Regional councils are placing restrictions on the amount of nitrate leached from farmland. The aim of these restrictions is to improve the quality of surface water which includes lakes and rivers. Nitrate is not the only aspect of water quality which needs attention, but it is probably the most difficult because riparian planting and fencing off waterways which reduces phosphate, sediment and E.coli pollution is ineffective against nitrate leaching.
Its been well documented that the predominant source of nitrate leaching out of farmland is from the urine patch – an area created when urine with high nitrogen concentration is deposited on the soil. The concentration of nitrogen is too high for the surrounding pasture plants to take up and ultimately nitrate nitrogen is lost below the root zone and eventually into waterways.
Ecotain is a natural technology which reduces nitrate leaching from the urine patch using four independent mechanisms. This issue of “the winter series” recaps how two of these functions (dilute and reduce) work function. Essentially, you can think of them as the animal-centric mechanisms.
To explain how the animal centric mechanisms function lets recap the nitrogen cycle, shown here is a stylised form. About 50% of the nitrogen ingested by the animal is excreted in urine and deposited on the soil surface in a urine patch. Soil microbes convert the mainly ammonium nitrogen into nitrate nitrogen which is leachable. Nitrate not taken up by the plant is leached below the root zone when water moves through the profile. The higher the concentration in the urine patch the more nitrogen is leached.
Reducing N leaching can be achieved by reducing the amount of nitrogen consumed (thus reducing the amount excreted), reducing the proportion of intake excreted in urine (change N partitioning away from urine REDUCE), decreasing the n concentration in the urine by increasing urine volume DILUTE and by decreasing the rate at which soil microbes convert the non-leachable urinary N into the much more mobile nitrate.
Reducing the amount of nitrogen and/or concentration of nitrogen in the urine will ultimately reduce N leaching because the plants will leave less residual nitrogen in the urine patch.
About 50% of the nitrogen consumed by the grazing animal is excreted in urine. Reducing the amount of nitrogen consumed (using low N diets such as fodder beet for example) will ultimately reduce N loading in the urine patch but in many situations reducing N intake is not easily achieved especially in pasture-based systems in autumn and spring. It stands to reason that if we cannot reduce N intake then reducing the proportion of diet N excreted in urine could help reduce the loading of nitrogen in the urine patch.

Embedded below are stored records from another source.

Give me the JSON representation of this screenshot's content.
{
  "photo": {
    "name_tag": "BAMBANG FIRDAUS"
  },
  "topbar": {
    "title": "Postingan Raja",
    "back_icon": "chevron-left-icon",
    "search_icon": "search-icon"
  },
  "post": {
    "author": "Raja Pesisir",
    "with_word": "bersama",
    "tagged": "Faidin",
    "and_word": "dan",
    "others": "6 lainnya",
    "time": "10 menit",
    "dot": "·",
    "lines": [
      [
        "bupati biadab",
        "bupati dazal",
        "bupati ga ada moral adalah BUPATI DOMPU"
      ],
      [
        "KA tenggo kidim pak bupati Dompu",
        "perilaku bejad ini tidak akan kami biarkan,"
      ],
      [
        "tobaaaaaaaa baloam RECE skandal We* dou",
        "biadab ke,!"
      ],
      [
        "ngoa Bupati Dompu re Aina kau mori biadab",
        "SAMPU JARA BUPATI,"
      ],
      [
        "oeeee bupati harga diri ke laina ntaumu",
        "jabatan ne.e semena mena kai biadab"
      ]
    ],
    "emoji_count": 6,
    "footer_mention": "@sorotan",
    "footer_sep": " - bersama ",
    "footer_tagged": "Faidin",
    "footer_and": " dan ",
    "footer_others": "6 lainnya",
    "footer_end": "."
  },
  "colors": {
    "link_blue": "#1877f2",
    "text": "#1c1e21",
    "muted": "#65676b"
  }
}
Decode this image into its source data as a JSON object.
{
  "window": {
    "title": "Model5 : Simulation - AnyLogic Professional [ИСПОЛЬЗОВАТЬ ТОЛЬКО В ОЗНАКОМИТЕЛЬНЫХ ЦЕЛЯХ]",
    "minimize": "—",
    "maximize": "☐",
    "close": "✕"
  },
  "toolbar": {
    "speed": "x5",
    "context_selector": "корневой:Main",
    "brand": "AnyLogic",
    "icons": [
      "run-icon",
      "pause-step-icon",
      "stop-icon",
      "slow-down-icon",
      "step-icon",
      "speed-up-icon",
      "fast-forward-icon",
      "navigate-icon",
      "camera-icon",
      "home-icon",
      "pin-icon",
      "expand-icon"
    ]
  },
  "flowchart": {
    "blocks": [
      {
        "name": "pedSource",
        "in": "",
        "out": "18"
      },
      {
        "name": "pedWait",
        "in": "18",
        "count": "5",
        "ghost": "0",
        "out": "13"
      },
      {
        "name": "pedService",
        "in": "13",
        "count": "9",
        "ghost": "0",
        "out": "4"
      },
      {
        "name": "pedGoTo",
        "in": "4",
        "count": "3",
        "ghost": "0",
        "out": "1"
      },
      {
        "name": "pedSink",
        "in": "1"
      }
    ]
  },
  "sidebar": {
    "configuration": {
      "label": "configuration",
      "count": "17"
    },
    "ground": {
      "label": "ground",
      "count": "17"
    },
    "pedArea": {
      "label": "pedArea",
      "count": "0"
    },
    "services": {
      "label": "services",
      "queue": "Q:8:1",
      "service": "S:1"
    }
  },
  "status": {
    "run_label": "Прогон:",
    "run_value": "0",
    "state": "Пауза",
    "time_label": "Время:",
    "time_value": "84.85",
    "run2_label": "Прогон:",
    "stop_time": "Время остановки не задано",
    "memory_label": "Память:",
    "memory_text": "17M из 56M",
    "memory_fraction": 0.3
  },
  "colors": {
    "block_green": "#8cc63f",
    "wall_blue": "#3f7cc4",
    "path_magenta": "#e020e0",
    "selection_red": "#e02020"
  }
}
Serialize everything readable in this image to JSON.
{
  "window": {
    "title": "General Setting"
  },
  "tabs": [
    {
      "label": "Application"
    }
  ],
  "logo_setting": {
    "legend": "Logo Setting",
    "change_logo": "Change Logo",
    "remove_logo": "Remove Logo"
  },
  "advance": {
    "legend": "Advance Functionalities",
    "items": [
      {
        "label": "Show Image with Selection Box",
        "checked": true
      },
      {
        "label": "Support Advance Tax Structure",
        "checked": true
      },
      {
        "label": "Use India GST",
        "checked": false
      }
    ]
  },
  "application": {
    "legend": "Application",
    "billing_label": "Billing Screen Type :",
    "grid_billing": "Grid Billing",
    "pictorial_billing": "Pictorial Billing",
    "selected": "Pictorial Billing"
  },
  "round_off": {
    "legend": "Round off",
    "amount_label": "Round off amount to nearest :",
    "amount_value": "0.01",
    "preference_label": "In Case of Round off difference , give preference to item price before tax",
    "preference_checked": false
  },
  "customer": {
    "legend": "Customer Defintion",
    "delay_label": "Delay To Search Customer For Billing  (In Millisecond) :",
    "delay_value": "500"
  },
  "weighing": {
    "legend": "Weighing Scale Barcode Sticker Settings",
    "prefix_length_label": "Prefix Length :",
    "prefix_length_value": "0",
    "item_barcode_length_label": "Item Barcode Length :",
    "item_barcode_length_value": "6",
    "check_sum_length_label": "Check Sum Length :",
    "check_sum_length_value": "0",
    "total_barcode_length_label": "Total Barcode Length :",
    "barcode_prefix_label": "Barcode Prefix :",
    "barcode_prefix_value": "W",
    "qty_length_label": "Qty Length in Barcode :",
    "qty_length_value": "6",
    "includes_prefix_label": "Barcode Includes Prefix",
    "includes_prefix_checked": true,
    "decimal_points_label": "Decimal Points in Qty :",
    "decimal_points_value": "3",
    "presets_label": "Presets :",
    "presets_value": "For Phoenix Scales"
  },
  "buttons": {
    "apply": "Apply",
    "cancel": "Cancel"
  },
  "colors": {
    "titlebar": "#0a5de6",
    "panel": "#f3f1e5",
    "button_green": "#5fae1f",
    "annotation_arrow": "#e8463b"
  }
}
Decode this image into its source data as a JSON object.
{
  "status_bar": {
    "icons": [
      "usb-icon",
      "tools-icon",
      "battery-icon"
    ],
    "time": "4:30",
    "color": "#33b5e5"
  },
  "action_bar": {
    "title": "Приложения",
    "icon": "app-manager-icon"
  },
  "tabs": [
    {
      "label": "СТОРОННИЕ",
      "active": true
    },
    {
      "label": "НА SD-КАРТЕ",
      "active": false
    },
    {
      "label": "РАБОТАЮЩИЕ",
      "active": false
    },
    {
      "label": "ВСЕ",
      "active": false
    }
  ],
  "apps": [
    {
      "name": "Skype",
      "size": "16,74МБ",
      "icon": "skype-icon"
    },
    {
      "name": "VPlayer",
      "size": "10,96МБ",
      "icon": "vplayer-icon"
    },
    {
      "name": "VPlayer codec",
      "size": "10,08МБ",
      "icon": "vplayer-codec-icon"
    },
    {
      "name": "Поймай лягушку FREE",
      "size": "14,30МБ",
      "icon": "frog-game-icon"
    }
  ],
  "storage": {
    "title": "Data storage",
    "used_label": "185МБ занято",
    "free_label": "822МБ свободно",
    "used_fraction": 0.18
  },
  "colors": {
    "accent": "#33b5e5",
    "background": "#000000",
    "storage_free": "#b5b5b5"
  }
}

Indoor studies where intake and urine can be accurately measured provide some evidence that animals consuming Ecotain excrete less of their dietary nitrogen into urine. There are probably two common questions around this function. Firstly, if nitrogen is not being excreted into urine, where does it go? There is evidence that more is present in dung, which does not present the same leaching risk as urine, and more of it is found in milk, not necessarily as milk urea but possible as more milk protein. The second question often asked is how does this change in partitioning happen? We don’t fully understand the mechanism of change sin N partitioning, but Massey University researchers have demonstrated Ecotain can affect the microbes of the rumen reducing rumen ammonia and thus reducing the amount of N cleared in urine. Regardless of what causes this, reducing the proportion of dietary N being excreted in urine aids in the reduction of nitrate leaching through its effect on urine patch load.
“Dilution is the solution to pollution”.
Reducing the concentration of nitrogen in the urine patch indeed has a large effect on amount of nitrate leached. That’s because the pasture plants within the urine patch are capable of taking up a greater proportion of the total N loading and therefore the soil residual N is lower.
Dilution of the nitrogen in urine is achieved through two processes. Firstly, urine volumes of animals grazing Ecotain are higher than perennial ryegrass for example because animal grazing Ecotain eat more water. The table below (or to the left or right) shows the amount of water eaten in feeds of different dry matter percentages. The differences a few percentage points in dry matter makes to the total amount of water consumed is considerable. Urine volume ultimately the difference between water consumed and that lost through other routes (eg. faeces, skin and respiration) so the greater the intake of water the higher the urine volume (all else being equal).
However, at the same water intake, a higher urine volume can be achieved if diuretic substances are present. Diuretic substance are those that promote increases in urine volume. There are a number of different ways they work (a description of which is beyond the scope of this publication) but many reduce the reabsorption of water at the kidneys through osmotic pathways. There is clear evidence that Ecotain either contain diuretic substances or produces them as a production of digestion increasing urine volume. Our recent work with sheep suggests an extra 30% urine volume can be achieved from a similar water intake.
A majority of work has been done on full diets of Ecotain but there an emerging thought that Ecotain needs to make a minimum of 30% of an animal’s diet in order that significant reductions in urinary N concentration are achieved.
Keep a look out for the next issue where we will recap the other two mechanisms ‘delay’ and ‘restrict’, the soil-centric mechanisms.
For more information on Ecotain Environmental Plantain contact your local Farm Source Store.
Article supplied by Glenn Judson – Agricom